CM . . . . Volume XXIV Number 13 . . . . December 1, 2017
Thus begins Sam & Eva, Debbie Ridpath Ohi's second authored/illustrated picture book.
Annoyed at the interruption, Sam rubs out Eva's drawing of a cat.
At once, the two pick up their chalk and throw themselves into a game of artistic one-upmanship wherein Eva's cat turns into a super-hero marmot, Sam summons a marmot-crushing piano from the sky, and Eva turns the tables on Sam by changing the piano into confetti. Not to be outdone, Sam conjures up exploding confetti. Seeing their collaborative endeavour turned into a murderous mash-up, Eva says, "I don't like this story anymore" and stomps off. Sam has won the no-rules game technically, but, as he keeps on drawing, he admits that playing by himself is not the same.
The imaginative competition as it plays out between the two children is particularly appropriate for the preschool age, even to the escalation of violence on Sam's part and the stomp-off on Eva's. Children will enjoy the sly humour throughout and, in particular, the twist at the end of the story which Ohi cleverly creates to connect its closing and opening scenes. Sam & Eva will engage both mature readers and young listeners. It will make an excellent read-aloud (perhaps along with Harold and the Purple Crayon) which could well lead to interesting discussions on creativity and collaboration.

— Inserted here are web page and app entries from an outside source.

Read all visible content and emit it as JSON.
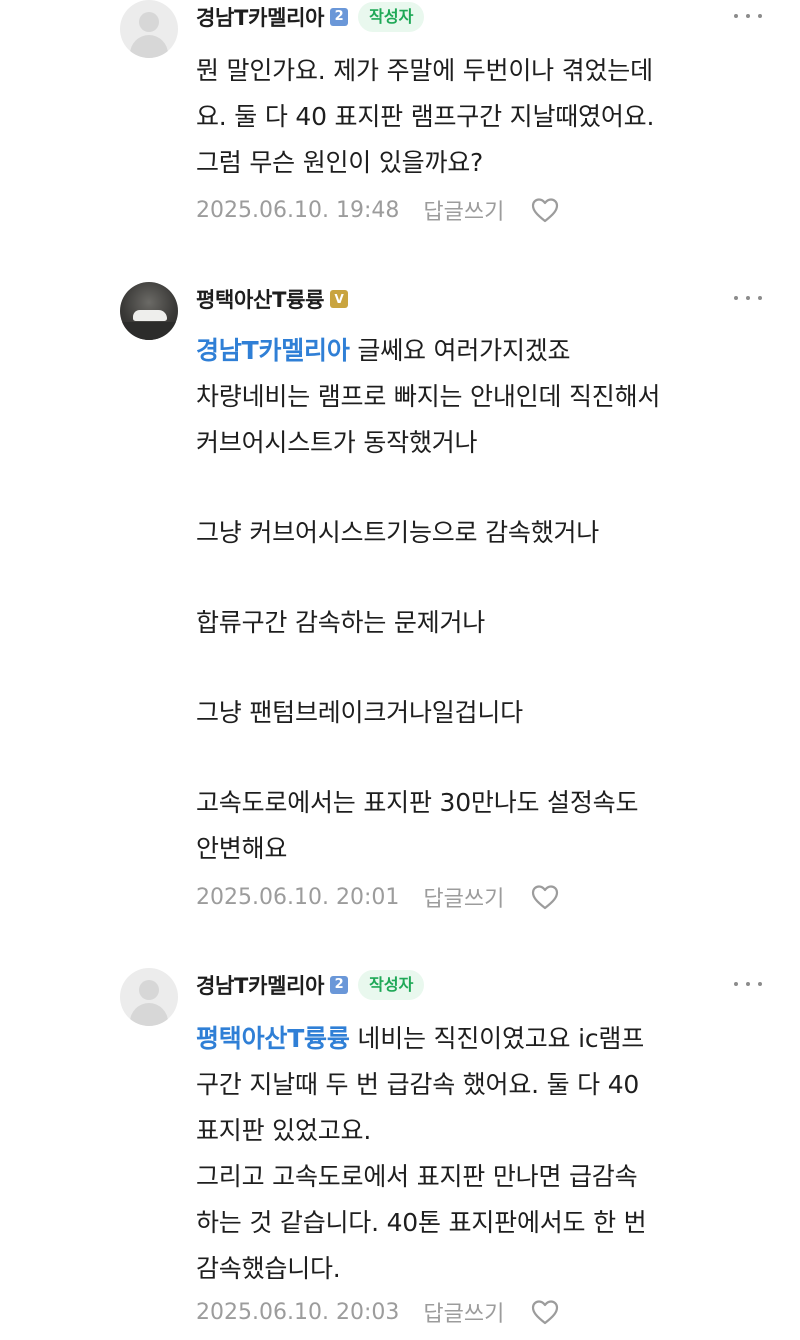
{
  "comments": [
    {
      "author": "경남T카멜리아",
      "level_badge": "2",
      "author_badge": "작성자",
      "mention": "",
      "lines": [
        "뭔 말인가요. 제가 주말에 두번이나 겪었는데",
        "요. 둘 다 40 표지판 램프구간 지날때였어요.",
        "그럼 무슨 원인이 있을까요?"
      ],
      "timestamp": "2025.06.10. 19:48",
      "reply_label": "답글쓰기"
    },
    {
      "author": "평택아산T륭륭",
      "level_badge": "V",
      "author_badge": "",
      "mention": "경남T카멜리아",
      "first_line_rest": " 글쎄요 여러가지겠죠",
      "lines": [
        "차량네비는 램프로 빠지는 안내인데 직진해서",
        "커브어시스트가 동작했거나",
        "",
        "그냥 커브어시스트기능으로 감속했거나",
        "",
        "합류구간 감속하는 문제거나",
        "",
        "그냥 팬텀브레이크거나일겁니다",
        "",
        "고속도로에서는 표지판 30만나도 설정속도",
        "안변해요"
      ],
      "timestamp": "2025.06.10. 20:01",
      "reply_label": "답글쓰기"
    },
    {
      "author": "경남T카멜리아",
      "level_badge": "2",
      "author_badge": "작성자",
      "mention": "평택아산T륭륭",
      "first_line_rest": " 네비는 직진이였고요 ic램프",
      "lines": [
        "구간 지날때 두 번 급감속 했어요. 둘 다 40",
        "표지판 있었고요.",
        "그리고 고속도로에서 표지판 만나면 급감속",
        "하는 것 같습니다. 40톤 표지판에서도 한 번",
        "감속했습니다."
      ],
      "timestamp": "2025.06.10. 20:03",
      "reply_label": "답글쓰기"
    }
  ],
  "colors": {
    "mention": "#2f7fd6",
    "author_badge_bg": "#e9f8ee",
    "author_badge_text": "#1fa857",
    "meta": "#9c9c9c",
    "level_blue": "#6a97d8",
    "level_gold": "#c9a43f"
  },
  "icons": {
    "more": "more-dots-icon",
    "like": "heart-outline-icon",
    "default_avatar": "default-profile-icon"
  }
}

Debbie Ridpath Ohi is the gifted author-illustrator of Where Are My Books? and has illustrated a great many children's picture books, including two by Ian Michael Black Naked! and I'm Bored, the latter a New York Times Notable Children's Book.
In Sam & Eva, Ridpath Ohi has done an excellent job of portraying her two main characters in black and white. Using just one sentence per page, Ohi creates Sam and Eva's expressive faces and body language to tell their story perfectly. Equally convincing are the drawings with which Sam and Eva fill up their blank wall, from the tidy beginning to the completely chaotic crowded last page.
While Ohi's theme in Sam & Eva is clear (How does the artist balance creativity with collaboration?), it is in no way heavy-handed. Appealing characters and a satisfying story should guarantee Sam & Eva a place among the picture books on the shelves of elementary libraries.
A retired teacher-librarian, Valerie Nielsen lives in Winnipeg, MB.